Instructions to follow - Within the entries below, find every line that has the string "Buoyancy", then copy it.

(Given entries Opens)

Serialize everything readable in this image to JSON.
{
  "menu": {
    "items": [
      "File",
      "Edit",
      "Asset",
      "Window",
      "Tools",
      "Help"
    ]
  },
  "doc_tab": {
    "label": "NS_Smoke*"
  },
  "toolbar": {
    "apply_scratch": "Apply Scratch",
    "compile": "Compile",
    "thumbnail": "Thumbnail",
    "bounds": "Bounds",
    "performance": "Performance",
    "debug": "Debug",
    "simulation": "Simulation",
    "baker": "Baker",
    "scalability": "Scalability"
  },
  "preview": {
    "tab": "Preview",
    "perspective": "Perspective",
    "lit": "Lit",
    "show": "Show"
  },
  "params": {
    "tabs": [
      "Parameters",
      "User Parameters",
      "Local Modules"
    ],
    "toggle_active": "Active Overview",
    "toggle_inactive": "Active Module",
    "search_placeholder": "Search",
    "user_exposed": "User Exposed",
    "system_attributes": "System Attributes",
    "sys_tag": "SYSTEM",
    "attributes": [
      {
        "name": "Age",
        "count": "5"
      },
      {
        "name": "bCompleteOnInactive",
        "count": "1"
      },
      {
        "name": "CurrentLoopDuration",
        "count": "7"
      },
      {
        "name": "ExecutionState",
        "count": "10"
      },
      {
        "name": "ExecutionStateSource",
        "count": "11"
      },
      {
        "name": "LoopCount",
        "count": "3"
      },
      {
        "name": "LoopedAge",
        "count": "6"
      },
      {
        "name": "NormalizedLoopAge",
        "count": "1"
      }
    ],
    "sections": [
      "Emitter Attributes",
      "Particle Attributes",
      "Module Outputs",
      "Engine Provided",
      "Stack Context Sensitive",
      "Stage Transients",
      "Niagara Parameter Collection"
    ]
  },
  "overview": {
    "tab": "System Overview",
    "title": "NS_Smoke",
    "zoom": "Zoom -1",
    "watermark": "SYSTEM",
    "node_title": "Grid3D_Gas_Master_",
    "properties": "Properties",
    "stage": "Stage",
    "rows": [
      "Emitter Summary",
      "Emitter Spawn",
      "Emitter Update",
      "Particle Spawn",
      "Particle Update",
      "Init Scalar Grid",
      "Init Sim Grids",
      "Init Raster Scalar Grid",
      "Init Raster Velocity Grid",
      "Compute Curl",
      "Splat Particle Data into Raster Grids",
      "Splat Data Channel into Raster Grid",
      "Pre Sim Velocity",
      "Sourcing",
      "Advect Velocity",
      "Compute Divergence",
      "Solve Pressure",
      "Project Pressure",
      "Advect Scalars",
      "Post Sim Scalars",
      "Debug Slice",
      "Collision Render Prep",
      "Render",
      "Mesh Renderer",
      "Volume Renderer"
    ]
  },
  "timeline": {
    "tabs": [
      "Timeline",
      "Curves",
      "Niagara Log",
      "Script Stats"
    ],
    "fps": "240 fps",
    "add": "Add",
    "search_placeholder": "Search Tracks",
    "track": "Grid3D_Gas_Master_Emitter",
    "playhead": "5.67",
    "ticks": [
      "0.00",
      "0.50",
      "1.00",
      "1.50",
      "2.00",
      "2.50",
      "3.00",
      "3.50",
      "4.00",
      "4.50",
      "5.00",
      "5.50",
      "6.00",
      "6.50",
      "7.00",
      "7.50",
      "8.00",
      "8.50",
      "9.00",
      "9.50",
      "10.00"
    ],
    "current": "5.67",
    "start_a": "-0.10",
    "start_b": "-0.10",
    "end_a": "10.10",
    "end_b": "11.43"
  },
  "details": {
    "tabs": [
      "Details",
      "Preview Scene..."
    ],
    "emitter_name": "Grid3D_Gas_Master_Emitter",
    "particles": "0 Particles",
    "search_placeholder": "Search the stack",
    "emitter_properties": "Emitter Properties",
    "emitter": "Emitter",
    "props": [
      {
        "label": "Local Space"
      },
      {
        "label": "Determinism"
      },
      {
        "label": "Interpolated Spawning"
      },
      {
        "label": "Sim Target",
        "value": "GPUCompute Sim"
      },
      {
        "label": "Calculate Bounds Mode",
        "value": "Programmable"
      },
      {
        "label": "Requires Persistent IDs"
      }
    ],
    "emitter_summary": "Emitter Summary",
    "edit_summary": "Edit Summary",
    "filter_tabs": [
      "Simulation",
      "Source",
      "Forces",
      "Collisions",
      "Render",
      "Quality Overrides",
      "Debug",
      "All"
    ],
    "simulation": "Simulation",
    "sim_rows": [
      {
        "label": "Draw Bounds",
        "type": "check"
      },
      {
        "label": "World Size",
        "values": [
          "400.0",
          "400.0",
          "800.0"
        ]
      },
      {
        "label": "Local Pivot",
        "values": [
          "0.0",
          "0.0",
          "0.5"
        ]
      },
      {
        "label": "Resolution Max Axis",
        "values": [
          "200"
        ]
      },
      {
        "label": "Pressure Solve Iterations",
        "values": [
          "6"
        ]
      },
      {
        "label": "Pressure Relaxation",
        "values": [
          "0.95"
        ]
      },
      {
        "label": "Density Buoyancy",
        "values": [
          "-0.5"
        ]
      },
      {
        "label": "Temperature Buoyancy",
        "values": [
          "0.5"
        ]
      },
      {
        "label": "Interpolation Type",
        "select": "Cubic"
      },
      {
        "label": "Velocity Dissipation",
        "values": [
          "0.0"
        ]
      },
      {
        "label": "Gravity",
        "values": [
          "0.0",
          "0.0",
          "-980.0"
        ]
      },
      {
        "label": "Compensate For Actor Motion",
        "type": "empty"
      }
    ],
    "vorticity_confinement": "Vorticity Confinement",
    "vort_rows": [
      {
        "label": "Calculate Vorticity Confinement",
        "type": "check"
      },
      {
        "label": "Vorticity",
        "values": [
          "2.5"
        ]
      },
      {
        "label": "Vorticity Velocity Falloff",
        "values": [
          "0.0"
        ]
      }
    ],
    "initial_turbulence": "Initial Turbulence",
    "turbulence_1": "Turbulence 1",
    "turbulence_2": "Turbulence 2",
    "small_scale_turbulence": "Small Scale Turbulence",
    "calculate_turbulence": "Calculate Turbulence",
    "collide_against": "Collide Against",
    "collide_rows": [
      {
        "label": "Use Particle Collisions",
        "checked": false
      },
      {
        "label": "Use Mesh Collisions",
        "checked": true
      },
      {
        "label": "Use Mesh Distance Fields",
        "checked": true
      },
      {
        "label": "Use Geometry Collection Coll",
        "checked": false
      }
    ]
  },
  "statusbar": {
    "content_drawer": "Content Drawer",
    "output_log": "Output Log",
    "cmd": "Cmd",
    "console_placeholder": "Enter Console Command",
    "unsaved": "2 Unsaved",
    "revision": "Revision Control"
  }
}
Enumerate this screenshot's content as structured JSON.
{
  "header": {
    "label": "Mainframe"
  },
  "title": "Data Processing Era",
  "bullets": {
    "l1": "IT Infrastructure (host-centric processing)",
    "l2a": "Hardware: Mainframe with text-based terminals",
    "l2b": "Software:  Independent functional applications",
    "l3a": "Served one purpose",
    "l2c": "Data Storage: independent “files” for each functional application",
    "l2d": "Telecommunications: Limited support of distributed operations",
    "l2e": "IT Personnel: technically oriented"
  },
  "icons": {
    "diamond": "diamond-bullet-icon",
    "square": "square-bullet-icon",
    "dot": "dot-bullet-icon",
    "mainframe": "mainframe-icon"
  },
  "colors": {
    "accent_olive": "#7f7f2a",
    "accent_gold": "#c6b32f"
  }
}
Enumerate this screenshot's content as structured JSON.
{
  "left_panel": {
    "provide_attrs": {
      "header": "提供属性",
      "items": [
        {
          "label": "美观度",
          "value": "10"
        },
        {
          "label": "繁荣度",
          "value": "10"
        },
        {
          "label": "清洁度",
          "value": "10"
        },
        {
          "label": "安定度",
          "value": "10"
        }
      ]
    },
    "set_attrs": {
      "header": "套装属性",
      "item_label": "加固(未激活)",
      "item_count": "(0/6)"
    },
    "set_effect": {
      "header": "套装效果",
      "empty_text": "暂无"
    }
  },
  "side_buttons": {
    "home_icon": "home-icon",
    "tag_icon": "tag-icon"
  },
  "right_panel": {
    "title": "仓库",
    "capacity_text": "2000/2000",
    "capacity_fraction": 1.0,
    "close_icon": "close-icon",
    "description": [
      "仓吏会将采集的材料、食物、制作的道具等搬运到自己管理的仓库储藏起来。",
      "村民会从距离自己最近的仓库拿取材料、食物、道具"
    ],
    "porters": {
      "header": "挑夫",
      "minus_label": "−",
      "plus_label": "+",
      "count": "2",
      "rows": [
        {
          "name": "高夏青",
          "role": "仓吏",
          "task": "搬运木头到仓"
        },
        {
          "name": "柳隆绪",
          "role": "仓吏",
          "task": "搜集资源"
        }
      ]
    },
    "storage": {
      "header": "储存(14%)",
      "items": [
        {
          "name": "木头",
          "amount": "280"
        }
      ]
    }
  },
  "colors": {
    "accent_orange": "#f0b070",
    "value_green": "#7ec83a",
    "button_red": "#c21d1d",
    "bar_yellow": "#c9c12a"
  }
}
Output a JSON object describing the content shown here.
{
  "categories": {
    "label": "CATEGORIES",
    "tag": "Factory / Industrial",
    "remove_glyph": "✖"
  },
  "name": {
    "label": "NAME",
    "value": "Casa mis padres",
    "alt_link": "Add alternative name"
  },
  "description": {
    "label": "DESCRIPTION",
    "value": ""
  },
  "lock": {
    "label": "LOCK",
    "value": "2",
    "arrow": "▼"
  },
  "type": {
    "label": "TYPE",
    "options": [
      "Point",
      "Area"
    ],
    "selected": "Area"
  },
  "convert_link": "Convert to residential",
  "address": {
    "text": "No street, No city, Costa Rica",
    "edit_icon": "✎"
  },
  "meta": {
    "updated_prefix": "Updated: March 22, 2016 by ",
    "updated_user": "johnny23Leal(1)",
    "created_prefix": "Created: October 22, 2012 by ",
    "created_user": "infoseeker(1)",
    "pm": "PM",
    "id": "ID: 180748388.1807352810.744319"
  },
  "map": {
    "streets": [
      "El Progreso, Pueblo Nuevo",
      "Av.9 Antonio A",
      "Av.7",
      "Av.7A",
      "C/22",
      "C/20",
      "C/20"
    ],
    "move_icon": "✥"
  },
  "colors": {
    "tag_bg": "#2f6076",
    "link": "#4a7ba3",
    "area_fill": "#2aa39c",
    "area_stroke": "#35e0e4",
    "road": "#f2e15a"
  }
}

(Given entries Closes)

Exercise response -
        "label": "Density Buoyancy",
        "label": "Temperature Buoyancy",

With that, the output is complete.